by Clare Coppa

There’s nothing like a good ghost story as November’s rain and wind drive in the desolation of winter. If anyone is in a position to see a ghost, it’s scientist Roger Blaine who tends an abandoned graveyard.

Blaine hasn’t seen any ghosts at Mount Zion, a unique African American cemetery in Wilmington, Del., but has unearthed historic markers since he began clearing the site he found trashed and overgrown 18 years ago. “For me it’s a matter of respect,” says Blaine, who lives nearby in New Castle. “I’m out here trying to clean this up so that others can show their respect as well.”

Others noticed the sad condition of the cemetery. Jazz trumpeter/educator Donald Byrd, Ph.D., was “taken aback” when he visited the grave of Wilmington-born jazz trumpeter Clifford Brown (1930-56). “Which is also near the place where the famous vibra-harpist Len Winchester is interred,” wrote Byrd in a tribute to Brown. “Another point that left me speechless,” Byrd continued, “was, at this Wilmington historical burial ground/site, there are many slave markers which have dates that are in the early 1800s, before emancipation. ... Here was my friend, idol, and one of the greatest trumpet players of this century interred beneath the garbage, rubbish, and abandoned auto parts ...”

African Americans created the cemetery as a corporation so all denominations could be buried there, says Blaine, Mount Zion’s unofficial unpaid caretaker: “But when the land filled up in the 1970s, no further money came in. The cemetery was abandoned, and in the 1990s grew to be completely overgrown with brambles and bushes and trees and shrubs. You couldn’t even get in the gate to visit family or a loved one.”

Blaine belongs to the Baha’i religious community which focuses on the “oneness of humanity” by improving race relations. He first visited Mount Zion in 1985 to pay respects to Etta Woodlen (1894-1965), a Delaware Baha’i founder and teacher at Howard High School, Wilmington. “I eventually located the gravesites which were marked for these early Baha’i pioneers,” he says, “and as a matter of respect I cleaned them up, mowed the grass and cleaned the brush away and so on. After I had done them, I just kind of kept mowing in ever bigger circles. And finally was able to get the help of some other folks.”

Many graves at Mount Zion are completely unidentified because people couldn’t afford a monument, Blaine says, adding, “There are also burial places for the Winchester family.
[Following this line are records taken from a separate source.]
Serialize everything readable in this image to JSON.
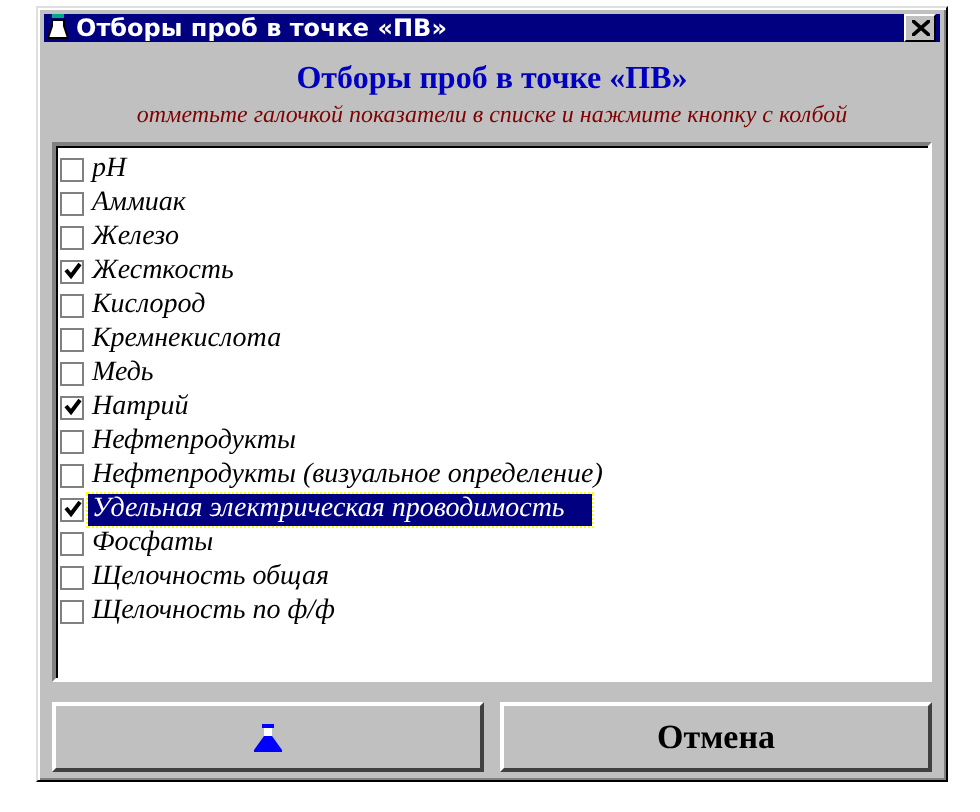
{
  "window": {
    "title": "Отборы проб в точке «ПВ»"
  },
  "heading": "Отборы проб в точке «ПВ»",
  "hint": "отметьте галочкой показатели в списке и нажмите кнопку с колбой",
  "items": [
    {
      "label": "pH",
      "checked": false,
      "selected": false
    },
    {
      "label": "Аммиак",
      "checked": false,
      "selected": false
    },
    {
      "label": "Железо",
      "checked": false,
      "selected": false
    },
    {
      "label": "Жесткость",
      "checked": true,
      "selected": false
    },
    {
      "label": "Кислород",
      "checked": false,
      "selected": false
    },
    {
      "label": "Кремнекислота",
      "checked": false,
      "selected": false
    },
    {
      "label": "Медь",
      "checked": false,
      "selected": false
    },
    {
      "label": "Натрий",
      "checked": true,
      "selected": false
    },
    {
      "label": "Нефтепродукты",
      "checked": false,
      "selected": false
    },
    {
      "label": "Нефтепродукты (визуальное определение)",
      "checked": false,
      "selected": false
    },
    {
      "label": "Удельная электрическая проводимость",
      "checked": true,
      "selected": true
    },
    {
      "label": "Фосфаты",
      "checked": false,
      "selected": false
    },
    {
      "label": "Щелочность общая",
      "checked": false,
      "selected": false
    },
    {
      "label": "Щелочность по ф/ф",
      "checked": false,
      "selected": false
    }
  ],
  "buttons": {
    "cancel": "Отмена"
  }
}
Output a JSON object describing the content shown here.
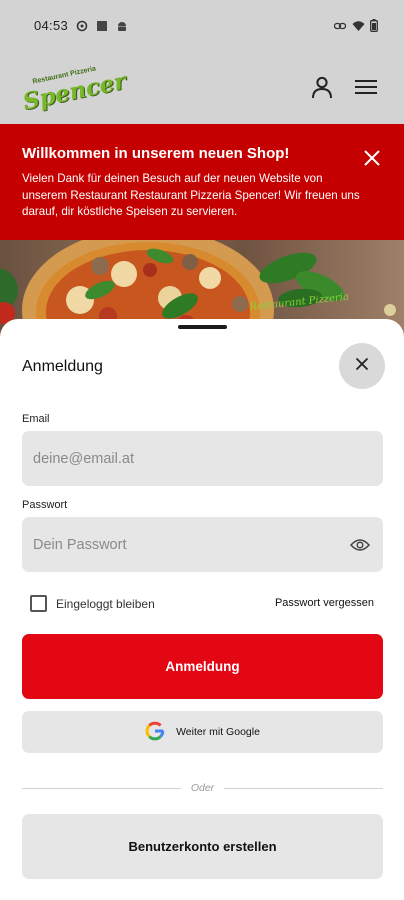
{
  "status_bar": {
    "time": "04:53",
    "left_icons": [
      "sync-icon",
      "square-icon",
      "android-icon"
    ],
    "right_icons": [
      "link-icon",
      "wifi-icon",
      "battery-icon"
    ]
  },
  "header": {
    "logo_top_text": "Restaurant Pizzeria",
    "logo_text": "Spencer",
    "icons": [
      "user-icon",
      "menu-icon"
    ]
  },
  "banner": {
    "title": "Willkommen in unserem neuen Shop!",
    "text": "Vielen Dank für deinen Besuch auf der neuen Website von unserem Restaurant Restaurant Pizzeria Spencer! Wir freuen uns darauf, dir köstliche Speisen zu servieren.",
    "background": "#c50000"
  },
  "hero": {
    "image_text": "Restaurant Pizzeria"
  },
  "login": {
    "title": "Anmeldung",
    "email_label": "Email",
    "email_placeholder": "deine@email.at",
    "email_value": "",
    "password_label": "Passwort",
    "password_placeholder": "Dein Passwort",
    "password_value": "",
    "remember_label": "Eingeloggt bleiben",
    "remember_checked": false,
    "forgot_label": "Passwort vergessen",
    "submit_label": "Anmeldung",
    "google_label": "Weiter mit Google",
    "divider_text": "Oder",
    "create_account_label": "Benutzerkonto erstellen"
  },
  "colors": {
    "accent": "#e30613",
    "input_bg": "#e6e6e6",
    "logo_green": "#77b829"
  }
}
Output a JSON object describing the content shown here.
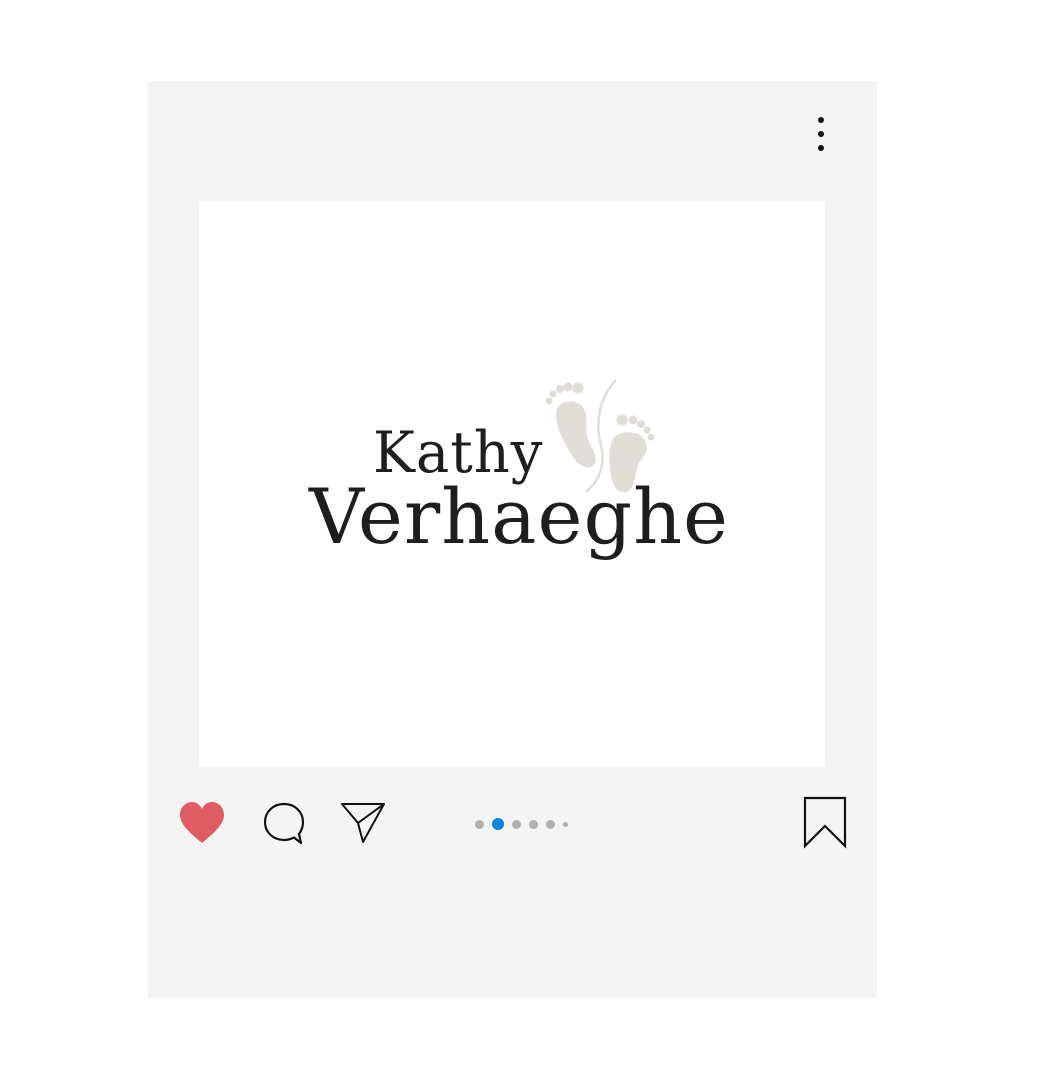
{
  "brand": {
    "first_name": "Kathy",
    "last_name": "Verhaeghe"
  },
  "icons": {
    "more": "more-vertical-icon",
    "like": "heart-icon",
    "comment": "comment-icon",
    "share": "send-icon",
    "save": "bookmark-icon",
    "logo_mark": "footprints-icon"
  },
  "carousel": {
    "total": 6,
    "active_index": 1
  },
  "colors": {
    "like": "#e05c65",
    "active_dot": "#0a84e0",
    "inactive_dot": "#b0b0b0",
    "logo_text": "#1e1e1e",
    "footprints": "#e0ddd7"
  }
}
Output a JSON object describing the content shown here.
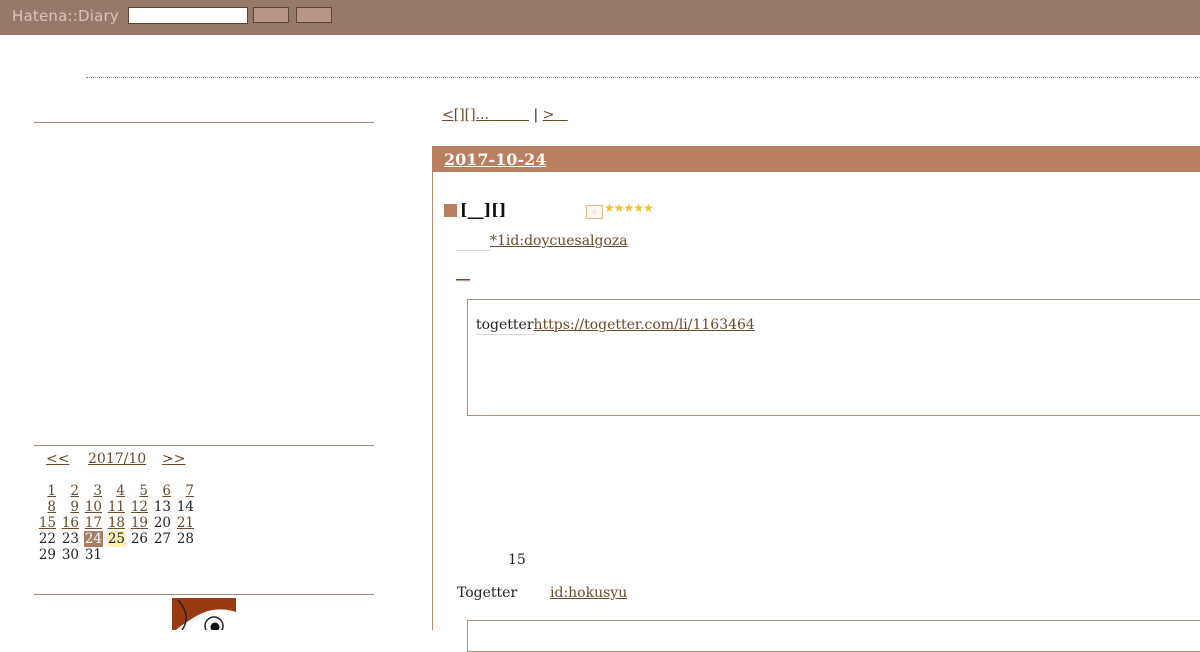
{
  "header": {
    "logo": "Hatena::Diary",
    "search_placeholder": ""
  },
  "pager": {
    "prev_label": "<[][]...",
    "separator": "|",
    "next_label": ">"
  },
  "calendar": {
    "prev_label": "<<",
    "month_label": "2017/10",
    "next_label": ">>",
    "weeks": [
      [
        {
          "d": "1",
          "link": true
        },
        {
          "d": "2",
          "link": true
        },
        {
          "d": "3",
          "link": true
        },
        {
          "d": "4",
          "link": true
        },
        {
          "d": "5",
          "link": true
        },
        {
          "d": "6",
          "link": true
        },
        {
          "d": "7",
          "link": true
        }
      ],
      [
        {
          "d": "8",
          "link": true
        },
        {
          "d": "9",
          "link": true
        },
        {
          "d": "10",
          "link": true
        },
        {
          "d": "11",
          "link": true
        },
        {
          "d": "12",
          "link": true
        },
        {
          "d": "13",
          "link": false
        },
        {
          "d": "14",
          "link": false
        }
      ],
      [
        {
          "d": "15",
          "link": true
        },
        {
          "d": "16",
          "link": true
        },
        {
          "d": "17",
          "link": true
        },
        {
          "d": "18",
          "link": true
        },
        {
          "d": "19",
          "link": true
        },
        {
          "d": "20",
          "link": false
        },
        {
          "d": "21",
          "link": true
        }
      ],
      [
        {
          "d": "22",
          "link": false
        },
        {
          "d": "23",
          "link": false
        },
        {
          "d": "24",
          "link": true,
          "today": true
        },
        {
          "d": "25",
          "link": false,
          "hl": true
        },
        {
          "d": "26",
          "link": false
        },
        {
          "d": "27",
          "link": false
        },
        {
          "d": "28",
          "link": false
        }
      ],
      [
        {
          "d": "29",
          "link": false
        },
        {
          "d": "30",
          "link": false
        },
        {
          "d": "31",
          "link": false
        },
        {
          "d": "",
          "link": false
        },
        {
          "d": "",
          "link": false
        },
        {
          "d": "",
          "link": false
        },
        {
          "d": "",
          "link": false
        }
      ]
    ]
  },
  "entry": {
    "date": "2017-10-24",
    "section_title": "[__][]",
    "author_link": "*1id:doycuesalgoza",
    "small_link": "__",
    "quote_prefix": "togetter",
    "quote_url": "https://togetter.com/li/1163464",
    "count_text": "15",
    "togetter_label": "Togetter",
    "hokusyu_link": "id:hokusyu"
  },
  "colors": {
    "header_bg": "#97796a",
    "accent": "#b88060",
    "link": "#6b4a2b",
    "star": "#f0c030"
  }
}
The first Delaware African American congressman was one of the Winchester family and is buried in the cemetery.”

In thermal analysis 30 years, Blaine is senior chemist at TA Instruments, New Castle. He has developed standards with ASTM Committee E37 on Thermal Measurements since it was formed 30 years ago. An amateur historian, he considers ASTM’s global focus historic. “If I were, 50 years from now, looking back on the history of ASTM, the time that we’re going through right now would be really historic, a milestone in the change of the way ASTM developed.” Blaine is gathering written and oral histories, and plans to write a history of the Baha’i community in Delaware when he retires.

Copyright 2003, ASTM